First it was Block 37. Now it is the Spire. According to this Tribune story, Shelbourne Development and Garrett Kelleher are counter-suing the bank for fraud, saying that the bank was deceptive in the terms of arranging its portion of the financing for the now-dormant project. B of A went after Kelleher on a $4.9 million guarantee previously, and this is the response.
As with past cases, I haven't read the papers and am not planning to do so unless someone sends them to me and/or pays me. According to the story, the counterclaim says that Shelbourne should not be deemed in default because of the economy, in which B of A has taken billions of bailout money. That smacks of the Trump Tower force majeure defense and I think that will be a tough battle.
In addition, and again according to the story, one of the allegations of fraud is based on this: "the bank took the proceeds of a certificate of deposit owned by Shelbourne for more than $3.5 million and applied it to the amount due, an amount that was overstated because Bank of America “intentionally and deceptively” calculated the interest rate based on a 360-day year."
Since when isn't interest on a commercial loan calculated based on a 360 day year? Maybe that overstates it, but it is not uncommon to see this provision at all in loan documents.
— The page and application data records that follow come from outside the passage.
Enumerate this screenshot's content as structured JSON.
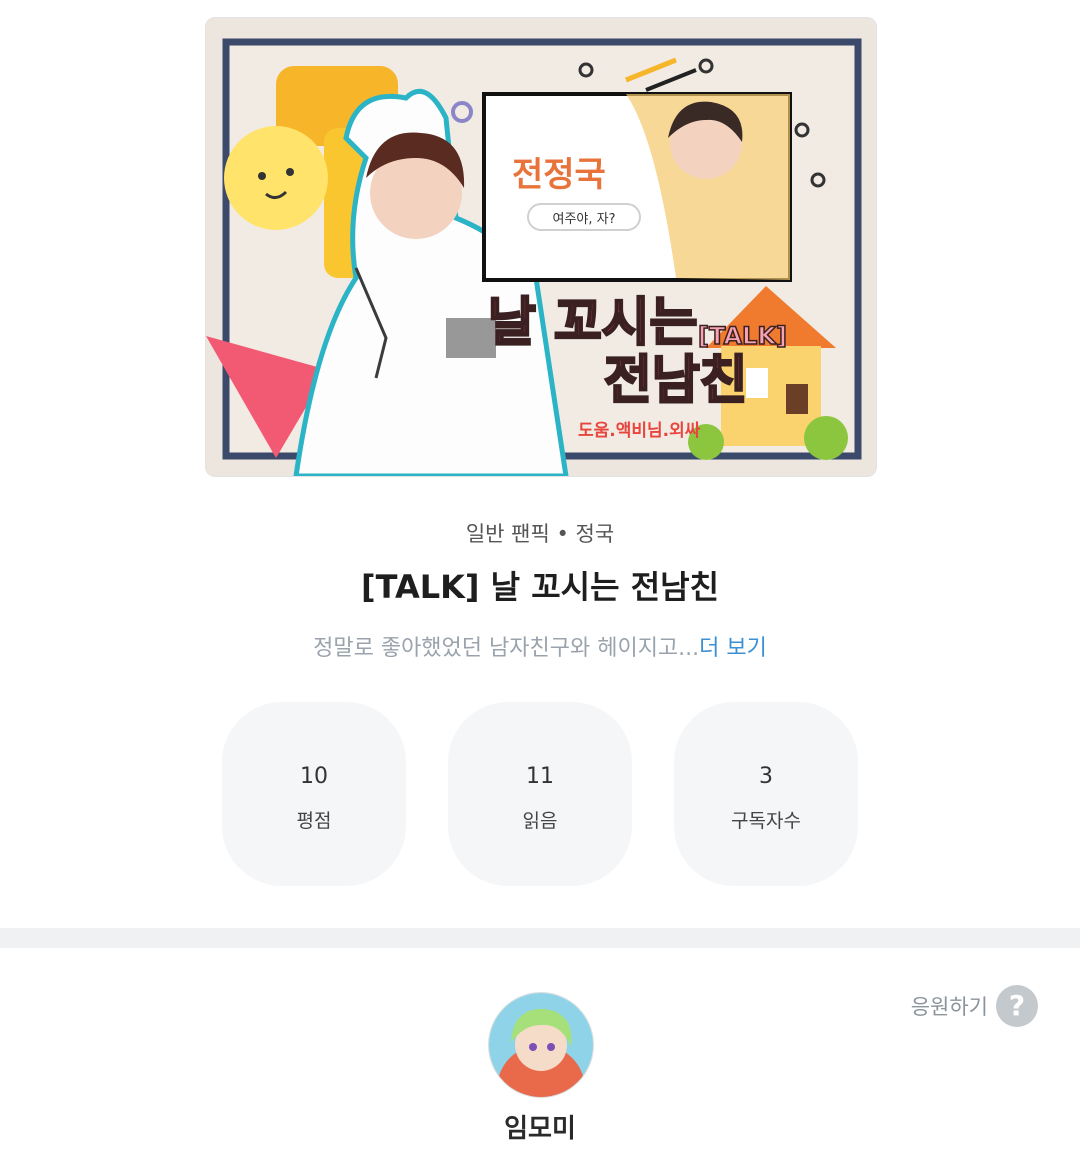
{
  "cover": {
    "name_text": "전정국",
    "bubble_text": "여주야, 자?",
    "title_line1": "날 꼬시는",
    "title_tag": "[TALK]",
    "title_line2": "전남친",
    "credit": "도움.액비님.외싸"
  },
  "work": {
    "category": "일반 팬픽 • 정국",
    "title": "[TALK] 날 꼬시는 전남친",
    "description": "정말로 좋아했었던 남자친구와 헤이지고...",
    "more_label": "더 보기"
  },
  "stats": [
    {
      "value": "10",
      "label": "평점"
    },
    {
      "value": "11",
      "label": "읽음"
    },
    {
      "value": "3",
      "label": "구독자수"
    }
  ],
  "support": {
    "label": "응원하기",
    "help_icon": "question-circle-icon"
  },
  "author": {
    "name": "임모미"
  }
}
Was it not here? Even if it was not supposed to be a 360 day year, I'm not sure that rises to the level of fraud, which is pretty hard to prove and win in Illinois. Maybe I am missing something since I haven't had a cup of coffee this morning....